‘State of Latino Arizona’ shows high-need population at a disadvantage
Latino students make up the largest racial and ethnic group in Arizona’s public schools but are at an educational and funding disadvantage, according to a new report authored by an Arizona State University professor.
“State of Latino Arizona: Sparking a Community Conversation About School Funding” was written by David Garcia, an assistant professor in the Mary Lou Fulton Teachers College, along with Anabel Aportela, director of research and evaluation for the Center for Student Achievement. The project was sponsored by ASU, the Arizona Community Foundation, APS and the Phoenix IDA. The report was released Thursday, Oct. 6.

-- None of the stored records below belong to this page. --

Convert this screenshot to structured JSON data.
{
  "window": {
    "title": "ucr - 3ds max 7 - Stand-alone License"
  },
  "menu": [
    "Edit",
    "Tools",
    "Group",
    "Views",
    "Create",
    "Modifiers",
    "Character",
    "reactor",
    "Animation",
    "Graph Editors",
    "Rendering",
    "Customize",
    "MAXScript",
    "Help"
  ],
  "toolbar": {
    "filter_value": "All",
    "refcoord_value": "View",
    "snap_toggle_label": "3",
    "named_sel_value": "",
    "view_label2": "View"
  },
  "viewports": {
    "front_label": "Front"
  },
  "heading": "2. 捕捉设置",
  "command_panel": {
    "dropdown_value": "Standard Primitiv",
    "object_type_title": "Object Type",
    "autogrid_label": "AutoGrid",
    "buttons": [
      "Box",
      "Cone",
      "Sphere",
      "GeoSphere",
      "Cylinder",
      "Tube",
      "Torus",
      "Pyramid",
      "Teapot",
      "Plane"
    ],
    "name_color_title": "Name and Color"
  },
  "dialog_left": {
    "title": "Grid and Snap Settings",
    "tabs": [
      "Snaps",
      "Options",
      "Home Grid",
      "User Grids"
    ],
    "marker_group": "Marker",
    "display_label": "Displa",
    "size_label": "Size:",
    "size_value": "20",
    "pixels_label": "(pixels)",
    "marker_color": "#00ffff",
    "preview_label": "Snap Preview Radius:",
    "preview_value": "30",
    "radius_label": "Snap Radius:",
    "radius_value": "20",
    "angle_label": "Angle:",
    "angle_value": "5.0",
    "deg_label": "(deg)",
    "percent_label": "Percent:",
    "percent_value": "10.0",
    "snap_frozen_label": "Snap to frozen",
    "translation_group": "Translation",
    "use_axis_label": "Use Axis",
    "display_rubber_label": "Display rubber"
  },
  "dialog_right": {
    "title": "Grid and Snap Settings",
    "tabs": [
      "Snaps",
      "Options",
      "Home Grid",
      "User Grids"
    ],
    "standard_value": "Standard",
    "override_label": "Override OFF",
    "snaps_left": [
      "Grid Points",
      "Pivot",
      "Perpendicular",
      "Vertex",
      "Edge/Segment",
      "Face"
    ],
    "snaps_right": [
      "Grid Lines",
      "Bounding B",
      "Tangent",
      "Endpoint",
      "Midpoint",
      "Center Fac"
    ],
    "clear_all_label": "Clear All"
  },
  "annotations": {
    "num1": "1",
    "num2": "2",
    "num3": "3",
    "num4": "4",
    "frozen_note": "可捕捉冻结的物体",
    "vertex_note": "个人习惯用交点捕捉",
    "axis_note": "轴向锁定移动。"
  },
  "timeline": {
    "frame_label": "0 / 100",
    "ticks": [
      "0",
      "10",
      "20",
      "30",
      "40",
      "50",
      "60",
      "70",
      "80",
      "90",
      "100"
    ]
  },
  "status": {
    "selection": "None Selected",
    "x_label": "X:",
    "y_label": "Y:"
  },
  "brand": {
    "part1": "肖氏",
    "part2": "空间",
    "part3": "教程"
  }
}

The report is the newest in a series of ASU’s “State of Arizona” projects, with others focusing on Native American, Asian-American, Black and Latino populations in Arizona over the past decade. The most recent Latino report was released in 2009 and analyzed demographic trends.
The new report includes commentary from community leaders. ASU President Michael M. Crow wrote that the state must focus its energy on educational attainment for all.
“Without a cohesive, comprehensive strategy to close the Latino education gap, and the abandonment of ill-conceived education funding strategies that disproportionately affect the Latino community, Arizona risks a future of stagnant average incomes, diminished purchasing power, greater unemployment and poverty, increased demand for public assistance and an uncompetitive economy,” Crow wrote.
The report analyzes how Arizona’s complicated formula affects districts with high numbers of Latino students. Over the past several years, funding has shifted from state to local sources, primarily to bonds and overrides, in which voters agree to temporarily raise their taxes to funnel more money to schools. But districts with high Latino enrollment typically have lower property values, hindering their capacity to raise more money.
“Asking parents to donate $400 to help fund field trips or extracurricular activities is asking them to default on their rent or electricity bill, or forgo weekly groceries,” wrote Marci Higuera Koke, principal at I.G. Conchos Elementary School in Phoenix.
To read more about the “State of Latino Arizona” report, visit ASU Now.
You can access the full report here.